TASK INSTRUCTIONS:
Apart from the pictures, write out all the records exactly.

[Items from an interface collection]
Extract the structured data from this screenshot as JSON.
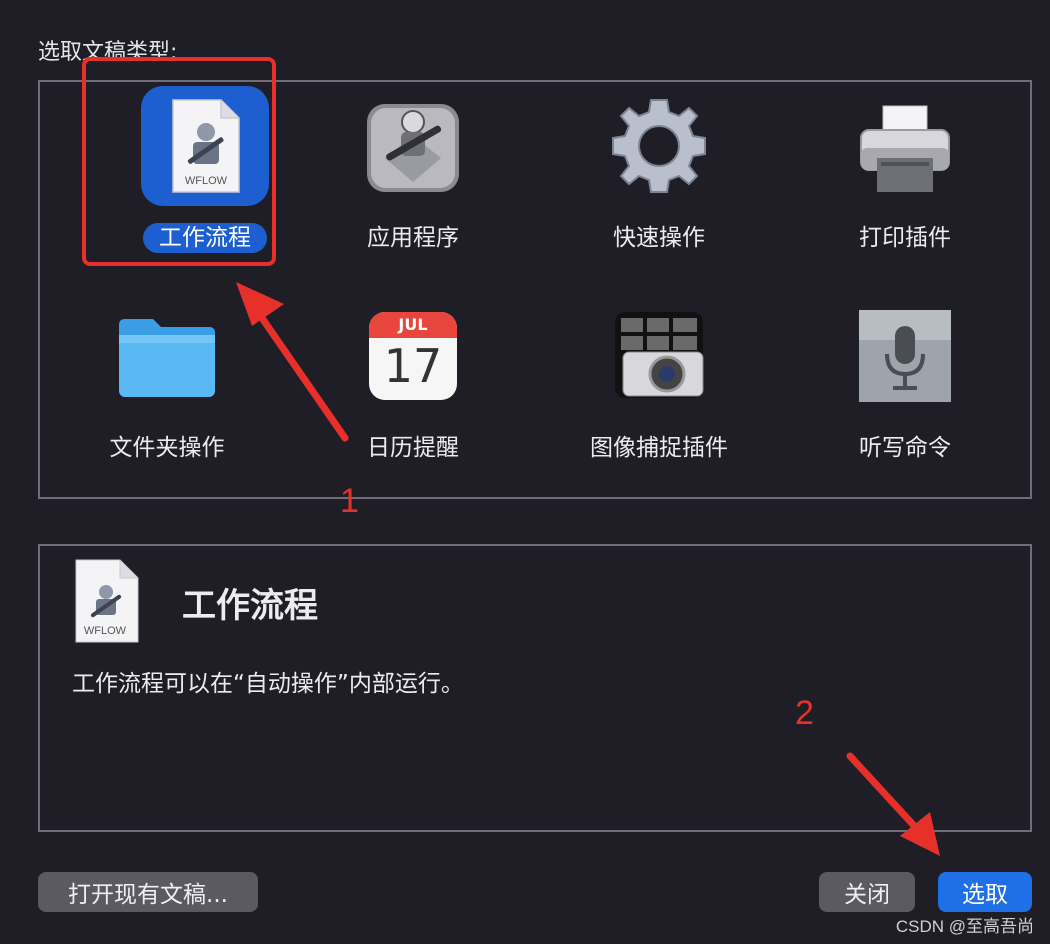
{
  "dialog": {
    "section_label": "选取文稿类型:",
    "doc_types": [
      {
        "label": "工作流程",
        "icon": "workflow-document-icon",
        "badge": "WFLOW",
        "selected": true
      },
      {
        "label": "应用程序",
        "icon": "automator-robot-icon",
        "selected": false
      },
      {
        "label": "快速操作",
        "icon": "gear-icon",
        "selected": false
      },
      {
        "label": "打印插件",
        "icon": "printer-icon",
        "selected": false
      },
      {
        "label": "文件夹操作",
        "icon": "folder-icon",
        "selected": false
      },
      {
        "label": "日历提醒",
        "icon": "calendar-icon",
        "calendar_month": "JUL",
        "calendar_day": "17",
        "selected": false
      },
      {
        "label": "图像捕捉插件",
        "icon": "camera-icon",
        "selected": false
      },
      {
        "label": "听写命令",
        "icon": "microphone-icon",
        "selected": false
      }
    ],
    "description": {
      "icon": "workflow-document-icon",
      "badge": "WFLOW",
      "title": "工作流程",
      "text": "工作流程可以在“自动操作”内部运行。"
    },
    "buttons": {
      "open_existing": "打开现有文稿...",
      "close": "关闭",
      "choose": "选取"
    }
  },
  "annotations": {
    "marker_1": "1",
    "marker_2": "2",
    "color": "#e8302b"
  },
  "watermark": "CSDN @至高吾尚",
  "colors": {
    "background": "#1f1e26",
    "accent": "#1f6fe6",
    "selection": "#1d5fd0"
  }
}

SOLUTION FOR THIS EXERCISE:
Extract the structured data from this screenshot as JSON.
{
  "dialog": {
    "section_label": "选取文稿类型:",
    "doc_types": [
      {
        "label": "工作流程",
        "icon": "workflow-document-icon",
        "badge": "WFLOW",
        "selected": true
      },
      {
        "label": "应用程序",
        "icon": "automator-robot-icon",
        "selected": false
      },
      {
        "label": "快速操作",
        "icon": "gear-icon",
        "selected": false
      },
      {
        "label": "打印插件",
        "icon": "printer-icon",
        "selected": false
      },
      {
        "label": "文件夹操作",
        "icon": "folder-icon",
        "selected": false
      },
      {
        "label": "日历提醒",
        "icon": "calendar-icon",
        "calendar_month": "JUL",
        "calendar_day": "17",
        "selected": false
      },
      {
        "label": "图像捕捉插件",
        "icon": "camera-icon",
        "selected": false
      },
      {
        "label": "听写命令",
        "icon": "microphone-icon",
        "selected": false
      }
    ],
    "description": {
      "icon": "workflow-document-icon",
      "badge": "WFLOW",
      "title": "工作流程",
      "text": "工作流程可以在“自动操作”内部运行。"
    },
    "buttons": {
      "open_existing": "打开现有文稿...",
      "close": "关闭",
      "choose": "选取"
    }
  },
  "annotations": {
    "marker_1": "1",
    "marker_2": "2",
    "color": "#e8302b"
  },
  "watermark": "CSDN @至高吾尚",
  "colors": {
    "background": "#1f1e26",
    "accent": "#1f6fe6",
    "selection": "#1d5fd0"
  }
}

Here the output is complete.